TASK REQUIREMENTS
To complete this task, print all the data below exactly but leave out the images.

━━━ RECORDS SHOWN

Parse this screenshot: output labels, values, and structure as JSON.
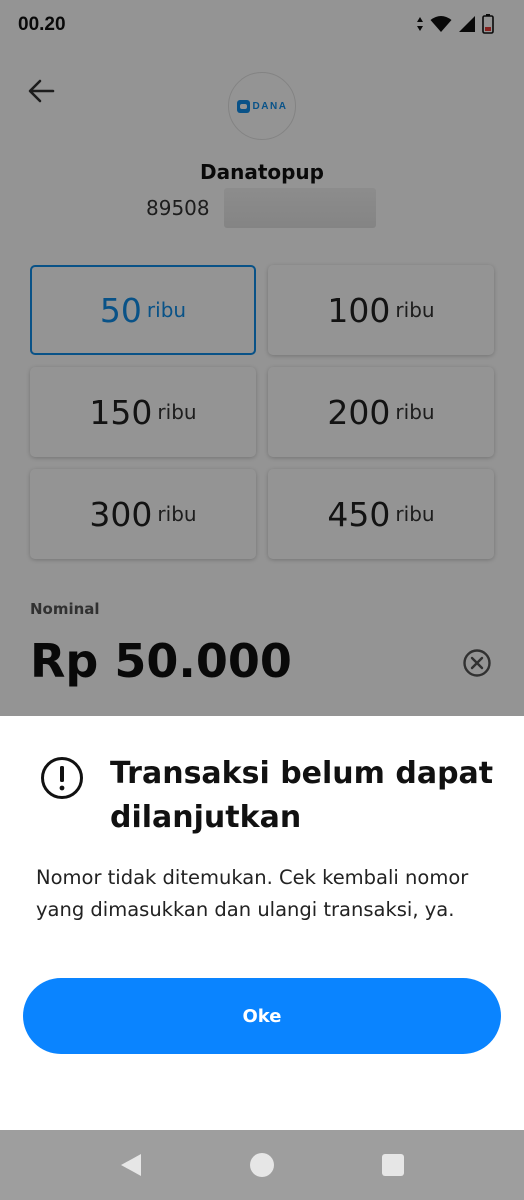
{
  "status_bar": {
    "time": "00.20"
  },
  "merchant": {
    "name": "Danatopup",
    "account_number": "89508",
    "logo_text": "DANA"
  },
  "amounts": [
    {
      "value": "50",
      "unit": "ribu",
      "selected": true
    },
    {
      "value": "100",
      "unit": "ribu",
      "selected": false
    },
    {
      "value": "150",
      "unit": "ribu",
      "selected": false
    },
    {
      "value": "200",
      "unit": "ribu",
      "selected": false
    },
    {
      "value": "300",
      "unit": "ribu",
      "selected": false
    },
    {
      "value": "450",
      "unit": "ribu",
      "selected": false
    }
  ],
  "nominal": {
    "label": "Nominal",
    "value": "Rp 50.000"
  },
  "dialog": {
    "title": "Transaksi belum dapat dilanjutkan",
    "message": "Nomor tidak ditemukan. Cek kembali nomor yang dimasukkan dan ulangi transaksi, ya.",
    "ok_label": "Oke"
  },
  "colors": {
    "accent": "#108ee9",
    "button": "#0a84ff",
    "overlay": "rgba(0,0,0,0.42)"
  },
  "icons": [
    "back-arrow-icon",
    "wifi-icon",
    "signal-icon",
    "battery-icon",
    "clear-icon",
    "alert-icon"
  ]
}
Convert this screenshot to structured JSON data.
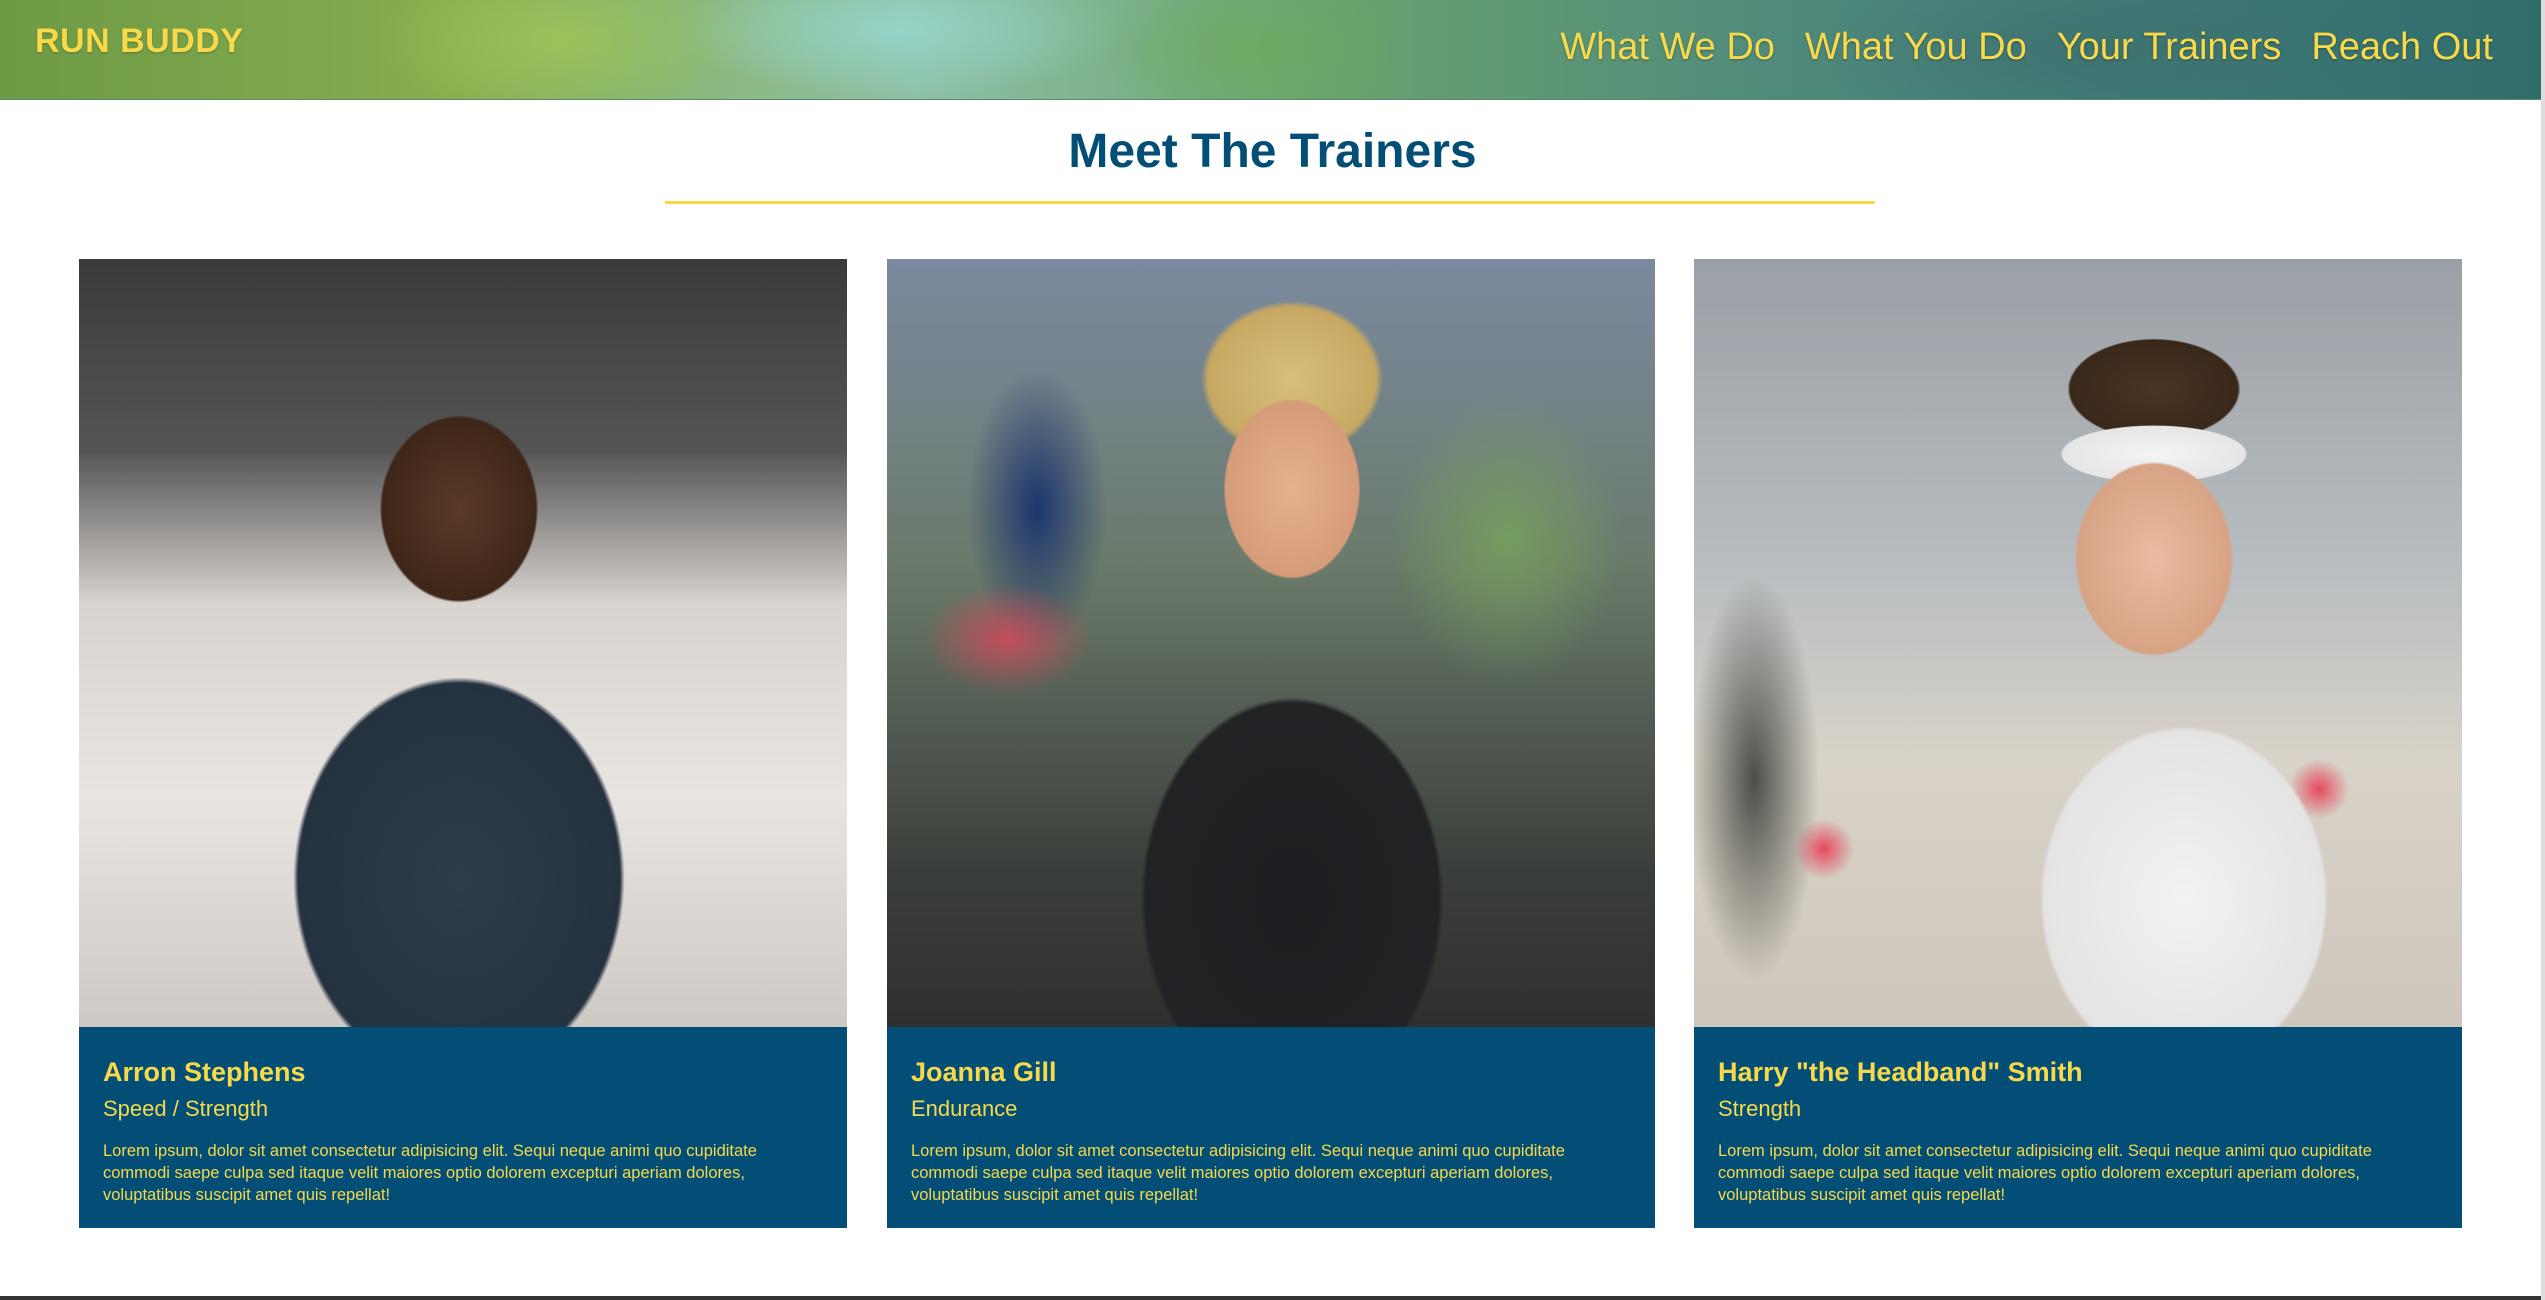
{
  "header": {
    "brand": "RUN BUDDY",
    "nav": [
      {
        "label": "What We Do"
      },
      {
        "label": "What You Do"
      },
      {
        "label": "Your Trainers"
      },
      {
        "label": "Reach Out"
      }
    ]
  },
  "section": {
    "title": "Meet The Trainers"
  },
  "trainers": [
    {
      "name": "Arron Stephens",
      "role": "Speed / Strength",
      "bio": "Lorem ipsum, dolor sit amet consectetur adipisicing elit. Sequi neque animi quo cupiditate commodi saepe culpa sed itaque velit maiores optio dolorem excepturi aperiam dolores, voluptatibus suscipit amet quis repellat!"
    },
    {
      "name": "Joanna Gill",
      "role": "Endurance",
      "bio": "Lorem ipsum, dolor sit amet consectetur adipisicing elit. Sequi neque animi quo cupiditate commodi saepe culpa sed itaque velit maiores optio dolorem excepturi aperiam dolores, voluptatibus suscipit amet quis repellat!"
    },
    {
      "name": "Harry \"the Headband\" Smith",
      "role": "Strength",
      "bio": "Lorem ipsum, dolor sit amet consectetur adipisicing elit. Sequi neque animi quo cupiditate commodi saepe culpa sed itaque velit maiores optio dolorem excepturi aperiam dolores, voluptatibus suscipit amet quis repellat!"
    }
  ],
  "colors": {
    "primary": "#024e76",
    "accent": "#f7d94a",
    "background": "#ffffff"
  }
}
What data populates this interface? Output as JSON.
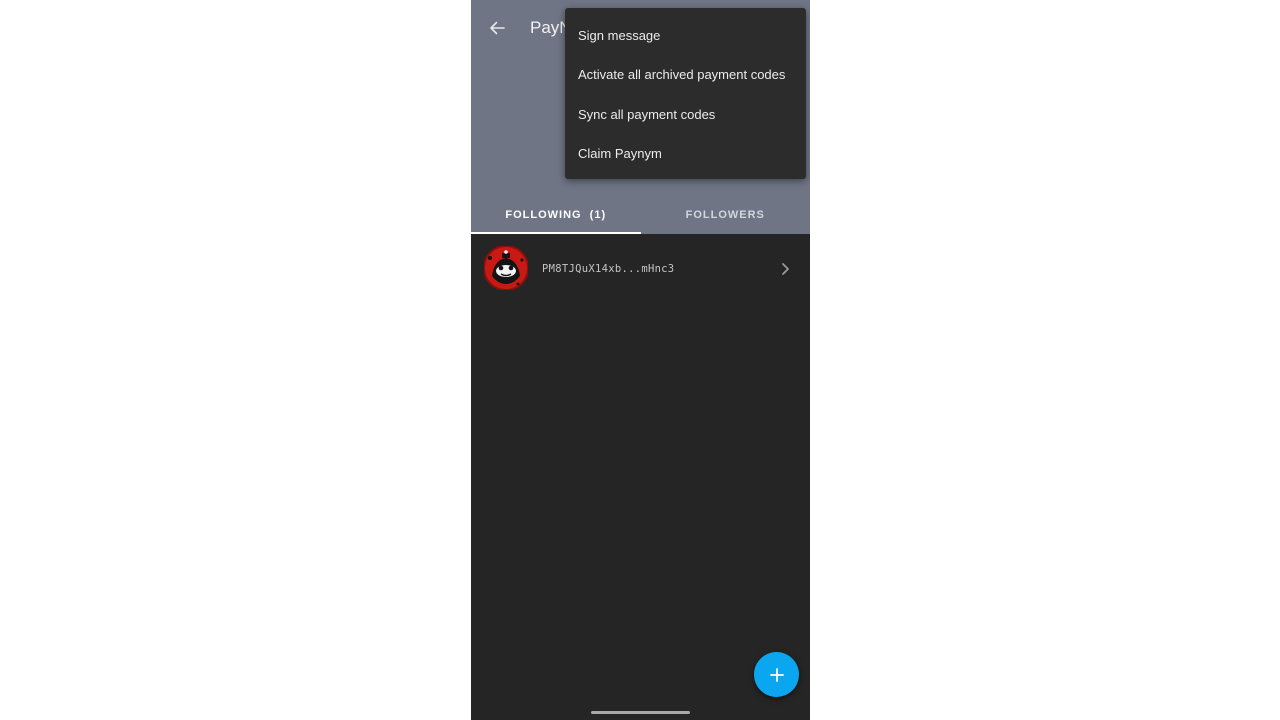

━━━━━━

TASK RESULT
Parse this screenshot: output labels, values, and structure as JSON.
{
  "status_bar": {
    "time": "00.20"
  },
  "merchant": {
    "name": "Danatopup",
    "account_number": "89508",
    "logo_text": "DANA"
  },
  "amounts": [
    {
      "value": "50",
      "unit": "ribu",
      "selected": true
    },
    {
      "value": "100",
      "unit": "ribu",
      "selected": false
    },
    {
      "value": "150",
      "unit": "ribu",
      "selected": false
    },
    {
      "value": "200",
      "unit": "ribu",
      "selected": false
    },
    {
      "value": "300",
      "unit": "ribu",
      "selected": false
    },
    {
      "value": "450",
      "unit": "ribu",
      "selected": false
    }
  ],
  "nominal": {
    "label": "Nominal",
    "value": "Rp 50.000"
  },
  "dialog": {
    "title": "Transaksi belum dapat dilanjutkan",
    "message": "Nomor tidak ditemukan. Cek kembali nomor yang dimasukkan dan ulangi transaksi, ya.",
    "ok_label": "Oke"
  },
  "colors": {
    "accent": "#108ee9",
    "button": "#0a84ff",
    "overlay": "rgba(0,0,0,0.42)"
  },
  "icons": [
    "back-arrow-icon",
    "wifi-icon",
    "signal-icon",
    "battery-icon",
    "clear-icon",
    "alert-icon"
  ]
}
Convert this screenshot to structured JSON data.
{
  "header": {
    "brand": "RUN BUDDY",
    "nav": [
      {
        "label": "What We Do"
      },
      {
        "label": "What You Do"
      },
      {
        "label": "Your Trainers"
      },
      {
        "label": "Reach Out"
      }
    ]
  },
  "section": {
    "title": "Meet The Trainers"
  },
  "trainers": [
    {
      "name": "Arron Stephens",
      "role": "Speed / Strength",
      "bio": "Lorem ipsum, dolor sit amet consectetur adipisicing elit. Sequi neque animi quo cupiditate commodi saepe culpa sed itaque velit maiores optio dolorem excepturi aperiam dolores, voluptatibus suscipit amet quis repellat!"
    },
    {
      "name": "Joanna Gill",
      "role": "Endurance",
      "bio": "Lorem ipsum, dolor sit amet consectetur adipisicing elit. Sequi neque animi quo cupiditate commodi saepe culpa sed itaque velit maiores optio dolorem excepturi aperiam dolores, voluptatibus suscipit amet quis repellat!"
    },
    {
      "name": "Harry \"the Headband\" Smith",
      "role": "Strength",
      "bio": "Lorem ipsum, dolor sit amet consectetur adipisicing elit. Sequi neque animi quo cupiditate commodi saepe culpa sed itaque velit maiores optio dolorem excepturi aperiam dolores, voluptatibus suscipit amet quis repellat!"
    }
  ],
  "colors": {
    "primary": "#024e76",
    "accent": "#f7d94a",
    "background": "#ffffff"
  }
}
What data populates this interface? Output as JSON.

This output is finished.